[Opening INPUT DATA section]
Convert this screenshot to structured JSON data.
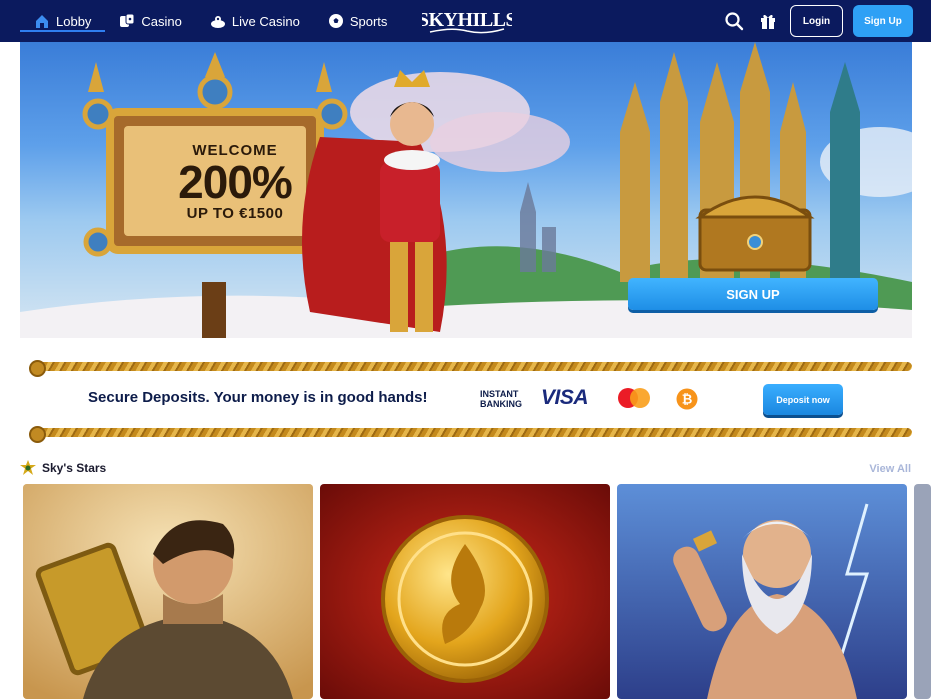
{
  "header": {
    "nav": [
      {
        "label": "Lobby",
        "icon": "home-icon",
        "active": true
      },
      {
        "label": "Casino",
        "icon": "casino-icon",
        "active": false
      },
      {
        "label": "Live Casino",
        "icon": "live-casino-icon",
        "active": false
      },
      {
        "label": "Sports",
        "icon": "soccer-ball-icon",
        "active": false
      }
    ],
    "logo_text": "SKYHILLS",
    "login_label": "Login",
    "signup_label": "Sign Up",
    "icons": [
      "search-icon",
      "gift-icon"
    ]
  },
  "hero": {
    "welcome": "WELCOME",
    "percent": "200%",
    "up_to": "UP TO €1500",
    "cta_label": "SIGN UP"
  },
  "deposits": {
    "text": "Secure Deposits. Your money is in good hands!",
    "instant_banking_line1": "INSTANT",
    "instant_banking_line2": "BANKING",
    "visa": "VISA",
    "button_label": "Deposit now"
  },
  "section": {
    "title": "Sky's Stars",
    "view_all": "View All"
  },
  "colors": {
    "header_bg": "#0b1a5e",
    "accent_blue": "#2ea0f5",
    "gold": "#d9a53a",
    "text_dark": "#0d1c4a"
  }
}
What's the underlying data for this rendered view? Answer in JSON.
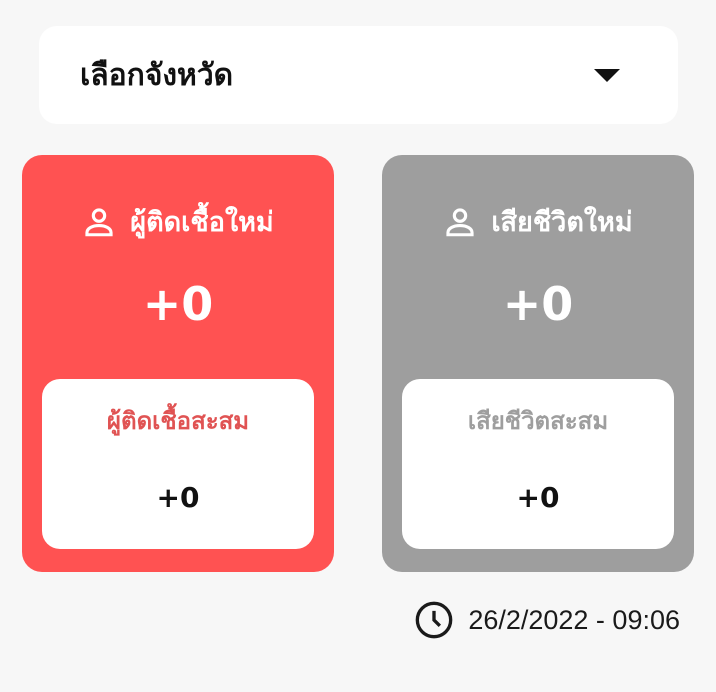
{
  "province_select": {
    "label": "เลือกจังหวัด",
    "icon": "caret-down-icon"
  },
  "cards": {
    "new_infected": {
      "title": "ผู้ติดเชื้อใหม่",
      "value": "+0",
      "icon": "person-icon",
      "color": "#ff5252",
      "cumulative_label": "ผู้ติดเชื้อสะสม",
      "cumulative_value": "+0",
      "cumulative_label_color": "#e05353"
    },
    "new_deaths": {
      "title": "เสียชีวิตใหม่",
      "value": "+0",
      "icon": "person-icon",
      "color": "#9e9e9e",
      "cumulative_label": "เสียชีวิตสะสม",
      "cumulative_value": "+0",
      "cumulative_label_color": "#9e9e9e"
    }
  },
  "updated": {
    "icon": "clock-icon",
    "text": "26/2/2022 - 09:06"
  }
}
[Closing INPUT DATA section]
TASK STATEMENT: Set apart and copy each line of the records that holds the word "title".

RESPONSE TO THE TASK:
    "title": "Sky's Stars",
      "title": "ผู้ติดเชื้อใหม่",
      "title": "เสียชีวิตใหม่",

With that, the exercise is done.